Mosquitos are on the rise in Delhi. There is a 50% increase this year over last year. The intersecting forces of climate change, urbanization, and the decay of residual DDT in the environment have contributed to this rise. Local authorities “missed” mounting preventive measures because this Genus of mosquitoes is not known to contribute to malaria and other mosquito-borne illnesses health measures are graded upon. However, the sheer volume of mosquitoes is causing havoc and potentially other consequences as streets are filled in the evening with toxic smoke from fires made from plastic bags, trash, and cow dung to keep the insects at bay. The infestation is so bad that at night people are having trouble sleeping and children are missing school due to lack of sleep. Also, this mosquito is known to carry diseases like zika and a type of encephalitis.
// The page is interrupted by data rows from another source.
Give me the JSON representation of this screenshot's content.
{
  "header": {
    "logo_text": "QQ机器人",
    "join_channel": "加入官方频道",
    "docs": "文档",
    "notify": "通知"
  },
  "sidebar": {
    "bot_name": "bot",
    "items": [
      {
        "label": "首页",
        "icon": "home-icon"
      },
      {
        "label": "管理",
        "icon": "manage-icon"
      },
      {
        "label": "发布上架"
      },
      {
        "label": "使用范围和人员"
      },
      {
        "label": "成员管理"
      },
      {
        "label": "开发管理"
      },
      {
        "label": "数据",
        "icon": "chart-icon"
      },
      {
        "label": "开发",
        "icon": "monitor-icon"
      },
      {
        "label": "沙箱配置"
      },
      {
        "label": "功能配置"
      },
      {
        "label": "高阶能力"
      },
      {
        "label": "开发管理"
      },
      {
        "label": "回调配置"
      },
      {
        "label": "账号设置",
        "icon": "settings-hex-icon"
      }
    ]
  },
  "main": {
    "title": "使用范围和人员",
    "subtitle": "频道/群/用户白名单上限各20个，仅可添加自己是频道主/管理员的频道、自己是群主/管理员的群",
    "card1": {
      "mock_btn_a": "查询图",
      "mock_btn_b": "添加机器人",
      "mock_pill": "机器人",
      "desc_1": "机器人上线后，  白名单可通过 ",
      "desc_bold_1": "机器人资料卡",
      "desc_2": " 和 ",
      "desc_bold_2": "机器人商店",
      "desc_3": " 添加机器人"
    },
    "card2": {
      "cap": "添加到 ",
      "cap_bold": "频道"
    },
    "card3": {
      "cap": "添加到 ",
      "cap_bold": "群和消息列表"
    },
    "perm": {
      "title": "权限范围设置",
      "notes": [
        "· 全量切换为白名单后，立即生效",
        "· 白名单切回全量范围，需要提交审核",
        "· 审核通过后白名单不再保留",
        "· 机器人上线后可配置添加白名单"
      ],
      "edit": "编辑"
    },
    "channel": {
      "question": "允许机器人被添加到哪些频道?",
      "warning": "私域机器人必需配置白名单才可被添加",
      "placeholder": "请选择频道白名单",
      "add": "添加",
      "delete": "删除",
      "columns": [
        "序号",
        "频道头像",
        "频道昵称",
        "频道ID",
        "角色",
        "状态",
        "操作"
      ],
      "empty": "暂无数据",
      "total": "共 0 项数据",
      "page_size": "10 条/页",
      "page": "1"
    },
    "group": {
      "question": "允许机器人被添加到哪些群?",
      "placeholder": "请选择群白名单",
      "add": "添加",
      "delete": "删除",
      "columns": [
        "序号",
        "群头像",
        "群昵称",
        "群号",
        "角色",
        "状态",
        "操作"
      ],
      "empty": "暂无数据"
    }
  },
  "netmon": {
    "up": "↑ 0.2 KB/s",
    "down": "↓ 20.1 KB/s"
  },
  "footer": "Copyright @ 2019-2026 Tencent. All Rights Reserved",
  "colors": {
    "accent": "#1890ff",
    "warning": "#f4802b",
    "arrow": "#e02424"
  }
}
When we don’t deal with the root cause issues of climate change, for example, spraying for one type of mosquito known to cause one type of disease because it is one metric of health success (rate of malaria), we miss the bigger picture of the impact of climate-related illnesses. Furthermore, this signal speaks elegantly of the intersecting issues of poverty/health/climate change/social services and the need to think about solving systemic issues (climate crisis) vs singular focus issues (malaria rates).